**WORK ORDER**
For the word "Fund", work out how many lines in the records below contain it and state that count alone.

Page and application data records:
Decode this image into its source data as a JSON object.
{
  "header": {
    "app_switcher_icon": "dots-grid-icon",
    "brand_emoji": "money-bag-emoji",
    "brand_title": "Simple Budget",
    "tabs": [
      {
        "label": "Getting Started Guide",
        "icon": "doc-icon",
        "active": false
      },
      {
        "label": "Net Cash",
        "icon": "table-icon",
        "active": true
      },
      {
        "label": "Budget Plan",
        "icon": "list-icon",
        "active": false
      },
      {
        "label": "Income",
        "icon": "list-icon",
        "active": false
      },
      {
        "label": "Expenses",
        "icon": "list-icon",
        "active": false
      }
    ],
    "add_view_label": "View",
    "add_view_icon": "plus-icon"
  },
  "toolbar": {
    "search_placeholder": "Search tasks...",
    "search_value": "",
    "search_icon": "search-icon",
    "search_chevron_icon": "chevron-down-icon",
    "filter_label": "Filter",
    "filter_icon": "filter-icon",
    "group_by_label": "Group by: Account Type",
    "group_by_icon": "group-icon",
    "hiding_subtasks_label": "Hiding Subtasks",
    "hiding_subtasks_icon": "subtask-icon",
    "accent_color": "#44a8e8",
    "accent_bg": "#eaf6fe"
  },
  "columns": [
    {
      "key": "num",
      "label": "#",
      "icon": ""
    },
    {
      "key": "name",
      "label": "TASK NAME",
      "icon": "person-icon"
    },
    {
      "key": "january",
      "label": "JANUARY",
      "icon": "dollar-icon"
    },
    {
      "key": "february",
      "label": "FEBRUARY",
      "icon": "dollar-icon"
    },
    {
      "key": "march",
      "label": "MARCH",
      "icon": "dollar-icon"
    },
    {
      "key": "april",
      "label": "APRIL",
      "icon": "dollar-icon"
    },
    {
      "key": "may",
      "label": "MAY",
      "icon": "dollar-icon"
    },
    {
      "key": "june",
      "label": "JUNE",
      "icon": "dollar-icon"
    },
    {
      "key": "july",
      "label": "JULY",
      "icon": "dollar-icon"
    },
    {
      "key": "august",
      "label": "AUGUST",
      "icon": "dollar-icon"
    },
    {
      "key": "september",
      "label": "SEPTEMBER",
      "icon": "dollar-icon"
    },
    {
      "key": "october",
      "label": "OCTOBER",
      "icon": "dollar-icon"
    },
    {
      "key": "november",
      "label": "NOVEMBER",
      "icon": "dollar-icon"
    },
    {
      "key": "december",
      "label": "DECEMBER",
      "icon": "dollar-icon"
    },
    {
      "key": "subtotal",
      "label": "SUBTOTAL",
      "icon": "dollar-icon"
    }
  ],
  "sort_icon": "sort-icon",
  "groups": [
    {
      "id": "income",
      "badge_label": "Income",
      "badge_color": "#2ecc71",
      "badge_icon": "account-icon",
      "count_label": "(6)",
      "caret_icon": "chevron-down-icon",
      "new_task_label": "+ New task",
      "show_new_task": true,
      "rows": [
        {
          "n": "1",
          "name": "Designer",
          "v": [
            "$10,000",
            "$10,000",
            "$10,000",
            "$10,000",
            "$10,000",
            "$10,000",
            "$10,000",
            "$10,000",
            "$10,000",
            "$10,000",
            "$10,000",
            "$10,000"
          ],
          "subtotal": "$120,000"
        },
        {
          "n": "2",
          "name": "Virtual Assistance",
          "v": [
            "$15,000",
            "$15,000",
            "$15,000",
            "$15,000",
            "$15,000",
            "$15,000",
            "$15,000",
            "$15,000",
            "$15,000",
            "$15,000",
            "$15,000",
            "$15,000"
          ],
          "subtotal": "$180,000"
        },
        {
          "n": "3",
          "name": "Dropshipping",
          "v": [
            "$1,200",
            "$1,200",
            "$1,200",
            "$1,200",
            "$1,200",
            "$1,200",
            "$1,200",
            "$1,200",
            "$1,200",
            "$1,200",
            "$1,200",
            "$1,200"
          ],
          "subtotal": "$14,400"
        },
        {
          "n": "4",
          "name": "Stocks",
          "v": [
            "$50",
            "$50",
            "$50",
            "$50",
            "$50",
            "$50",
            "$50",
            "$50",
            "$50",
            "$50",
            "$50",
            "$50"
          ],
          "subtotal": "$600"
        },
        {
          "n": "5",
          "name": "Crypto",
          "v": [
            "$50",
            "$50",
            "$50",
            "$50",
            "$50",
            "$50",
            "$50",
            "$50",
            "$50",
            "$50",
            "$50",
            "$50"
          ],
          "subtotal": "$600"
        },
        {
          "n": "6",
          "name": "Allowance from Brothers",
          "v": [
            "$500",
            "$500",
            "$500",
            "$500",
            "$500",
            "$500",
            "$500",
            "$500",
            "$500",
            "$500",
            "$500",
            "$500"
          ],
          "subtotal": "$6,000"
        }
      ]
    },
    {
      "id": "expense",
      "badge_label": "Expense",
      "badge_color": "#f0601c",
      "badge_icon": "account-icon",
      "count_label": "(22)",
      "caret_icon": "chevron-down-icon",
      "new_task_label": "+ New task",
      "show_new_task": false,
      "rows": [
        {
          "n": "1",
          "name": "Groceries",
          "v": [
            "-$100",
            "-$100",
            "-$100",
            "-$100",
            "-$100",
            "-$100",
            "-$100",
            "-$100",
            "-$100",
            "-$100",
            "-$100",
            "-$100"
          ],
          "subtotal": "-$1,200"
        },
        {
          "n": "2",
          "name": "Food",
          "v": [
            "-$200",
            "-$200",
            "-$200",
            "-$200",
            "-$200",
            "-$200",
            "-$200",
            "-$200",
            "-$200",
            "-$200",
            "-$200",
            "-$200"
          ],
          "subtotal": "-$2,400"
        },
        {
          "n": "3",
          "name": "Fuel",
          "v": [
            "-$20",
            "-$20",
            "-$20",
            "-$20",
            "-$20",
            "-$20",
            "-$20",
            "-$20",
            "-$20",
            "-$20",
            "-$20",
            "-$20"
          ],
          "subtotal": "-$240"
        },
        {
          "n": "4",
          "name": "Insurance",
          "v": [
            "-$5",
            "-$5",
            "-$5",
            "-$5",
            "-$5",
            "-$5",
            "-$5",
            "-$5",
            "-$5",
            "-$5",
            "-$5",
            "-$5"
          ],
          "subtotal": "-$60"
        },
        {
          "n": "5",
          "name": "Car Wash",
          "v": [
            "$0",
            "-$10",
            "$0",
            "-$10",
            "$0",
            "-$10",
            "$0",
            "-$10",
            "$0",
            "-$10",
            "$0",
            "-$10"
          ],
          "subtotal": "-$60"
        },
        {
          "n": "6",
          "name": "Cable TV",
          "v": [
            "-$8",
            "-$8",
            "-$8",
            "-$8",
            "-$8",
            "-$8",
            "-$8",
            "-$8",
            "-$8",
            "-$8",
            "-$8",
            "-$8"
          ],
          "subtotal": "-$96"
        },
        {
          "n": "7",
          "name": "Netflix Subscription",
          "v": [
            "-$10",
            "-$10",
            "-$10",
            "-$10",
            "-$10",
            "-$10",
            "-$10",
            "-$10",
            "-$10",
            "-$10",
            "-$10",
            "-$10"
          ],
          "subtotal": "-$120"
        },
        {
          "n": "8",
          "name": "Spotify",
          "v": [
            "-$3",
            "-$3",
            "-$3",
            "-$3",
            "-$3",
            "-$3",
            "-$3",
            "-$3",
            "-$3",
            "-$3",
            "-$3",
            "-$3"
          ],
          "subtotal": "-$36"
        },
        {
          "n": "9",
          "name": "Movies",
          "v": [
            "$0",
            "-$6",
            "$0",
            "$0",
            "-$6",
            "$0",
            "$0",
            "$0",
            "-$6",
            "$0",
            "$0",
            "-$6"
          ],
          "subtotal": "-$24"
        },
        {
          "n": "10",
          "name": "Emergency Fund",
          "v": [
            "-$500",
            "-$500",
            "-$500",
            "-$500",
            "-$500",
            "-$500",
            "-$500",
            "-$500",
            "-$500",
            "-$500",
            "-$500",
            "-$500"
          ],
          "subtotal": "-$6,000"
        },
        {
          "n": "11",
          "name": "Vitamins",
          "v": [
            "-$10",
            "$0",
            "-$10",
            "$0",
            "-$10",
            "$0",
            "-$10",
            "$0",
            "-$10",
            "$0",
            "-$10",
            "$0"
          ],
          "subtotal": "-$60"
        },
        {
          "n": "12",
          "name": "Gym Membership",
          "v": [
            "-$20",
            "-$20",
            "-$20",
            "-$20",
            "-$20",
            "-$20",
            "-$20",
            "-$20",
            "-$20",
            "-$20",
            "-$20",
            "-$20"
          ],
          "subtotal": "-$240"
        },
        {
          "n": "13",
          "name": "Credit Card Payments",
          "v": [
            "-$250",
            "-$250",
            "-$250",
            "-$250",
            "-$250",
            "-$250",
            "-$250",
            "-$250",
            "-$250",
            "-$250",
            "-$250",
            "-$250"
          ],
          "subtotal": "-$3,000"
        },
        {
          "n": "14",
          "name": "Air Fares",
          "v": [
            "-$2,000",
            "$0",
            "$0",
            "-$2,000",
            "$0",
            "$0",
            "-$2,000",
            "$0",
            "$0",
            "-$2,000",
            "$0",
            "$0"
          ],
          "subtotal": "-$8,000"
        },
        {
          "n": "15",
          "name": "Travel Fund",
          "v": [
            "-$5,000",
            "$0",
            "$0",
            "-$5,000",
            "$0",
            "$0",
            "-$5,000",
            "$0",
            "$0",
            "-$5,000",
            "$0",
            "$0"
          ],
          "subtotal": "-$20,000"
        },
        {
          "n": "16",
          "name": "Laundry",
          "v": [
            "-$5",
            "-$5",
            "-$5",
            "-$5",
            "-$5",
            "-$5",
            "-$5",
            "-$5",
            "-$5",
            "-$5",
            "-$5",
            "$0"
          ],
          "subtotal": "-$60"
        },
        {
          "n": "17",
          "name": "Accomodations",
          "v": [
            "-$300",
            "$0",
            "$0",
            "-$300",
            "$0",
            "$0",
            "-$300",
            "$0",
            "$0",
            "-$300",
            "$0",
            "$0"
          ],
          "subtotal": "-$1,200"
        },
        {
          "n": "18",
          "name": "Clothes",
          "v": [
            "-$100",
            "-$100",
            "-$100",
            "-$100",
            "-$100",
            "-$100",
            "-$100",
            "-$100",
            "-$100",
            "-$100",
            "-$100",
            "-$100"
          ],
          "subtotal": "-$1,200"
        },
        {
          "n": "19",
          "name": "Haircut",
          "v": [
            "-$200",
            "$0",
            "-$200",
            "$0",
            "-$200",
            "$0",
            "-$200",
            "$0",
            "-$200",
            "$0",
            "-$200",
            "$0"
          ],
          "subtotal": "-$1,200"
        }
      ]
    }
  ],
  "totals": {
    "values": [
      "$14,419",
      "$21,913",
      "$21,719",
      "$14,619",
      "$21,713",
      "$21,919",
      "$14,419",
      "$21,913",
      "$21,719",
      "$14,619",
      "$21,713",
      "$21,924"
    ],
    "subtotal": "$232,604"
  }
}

**OUTPUT OF THE TASK**
2